With Vladimir (972-1015), fifth “Grand Duke of Kiev,” Rus, as the new principality called itself, became Christian (989). Vladimir married the sister of the Emperor Basil II, and thereafter, till 1917, Russia, in religion, alphabet, coinage, and art, was a daughter of Byzantium. Greek priests explained to Vladimir the divine origin and right of kings, and the usefulness of this doctrine in promoting social order and monarchical stability.39 Under Vladimir’s son Yaroslav (1036-54) the Kievan state reached its zenith. Its authority was loosely acknowledged, and taxes were received by it, from Lake Ladoga and the Baltic to the Caspian, the Caucasus, and the Black Sea. The Scandinavian invaders were absorbed, and Slav blood and speech prevailed. Social organization was frankly aristocratic; the prince entrusted administration and defense to a higher nobility of boyars, and a lesser nobility of dietski or otroki— pages or retainers; below these came the merchants, the townspeople, the semiservile peasantry, and the slaves. A code of laws—Russkaya Pravda, or Russian Right—sanctioned private revenge, the judicial duel, and the compurgative oath, but established trial by a jury of twelve citizens.40 Vladimir founded a school for boys at Kiev, Yaroslav another at Novgorod.

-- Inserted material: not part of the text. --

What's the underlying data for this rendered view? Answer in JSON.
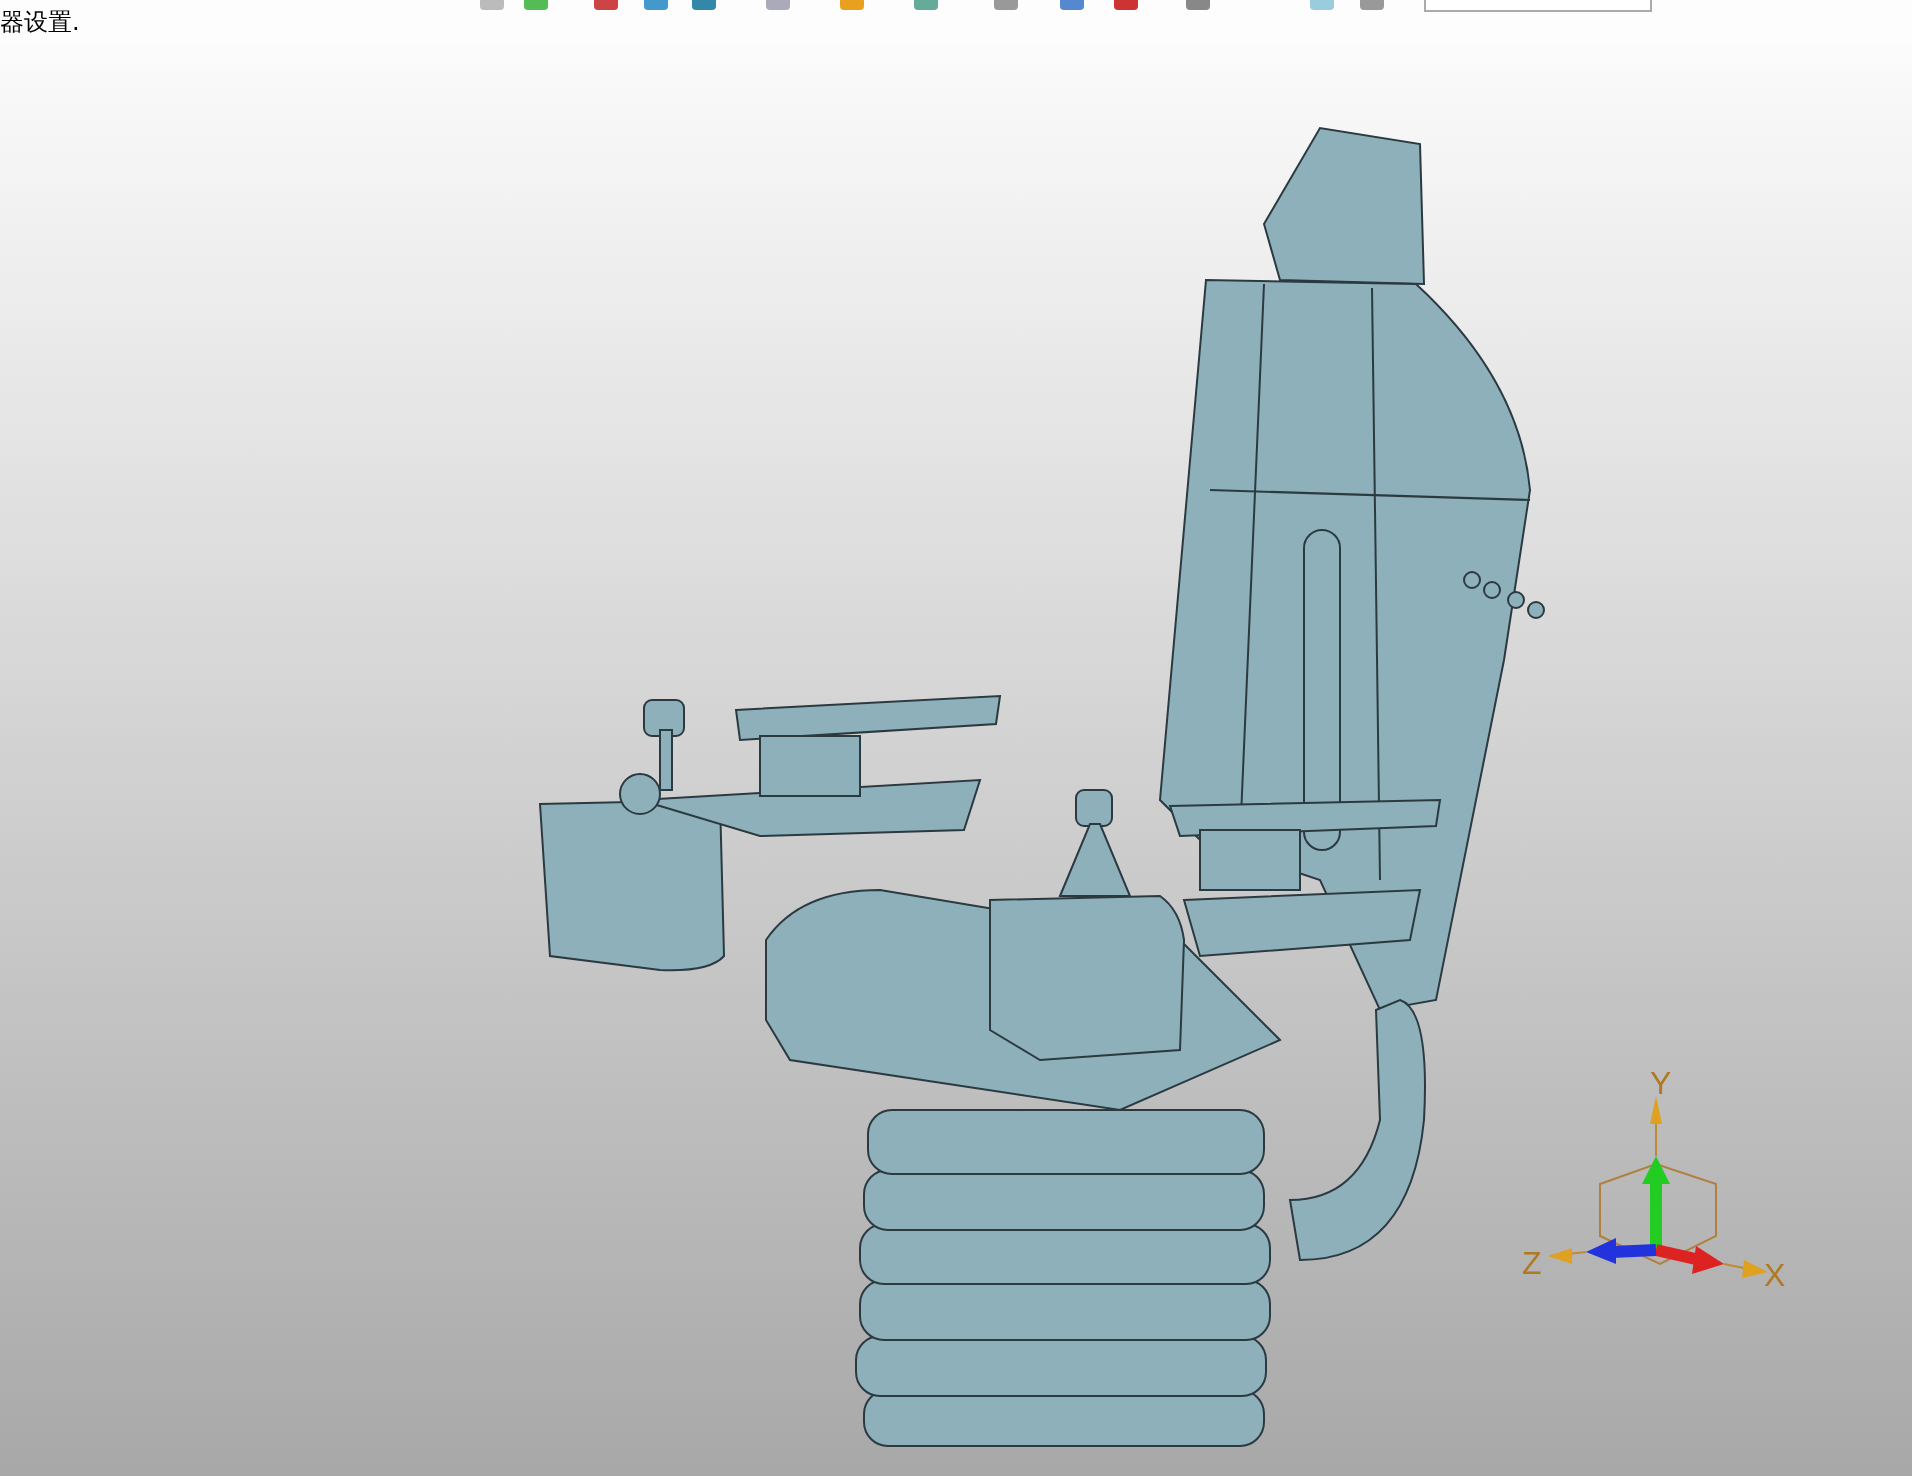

Kiev, the meeting point of boats from the Volkhov, the Dvina, and the lower Dnieper, took toll of all passing merchandise. Soon it was rich enough to build 400 churches and a great cathedral—another St. Sophia—in the Byzantine style. Greek artists were imported to decorate these buildings with mosaics, frescoes, and other Byzantine ornament; and Greek music entered to prepare for the triumphs of Russian choral song. Slowly Russia lifted itself out of its dirt and dust, built palaces for its princes, raised cupolas above huts of mud, and out of the patient strength of its people reared little isles of civilization in a still barbarous sea.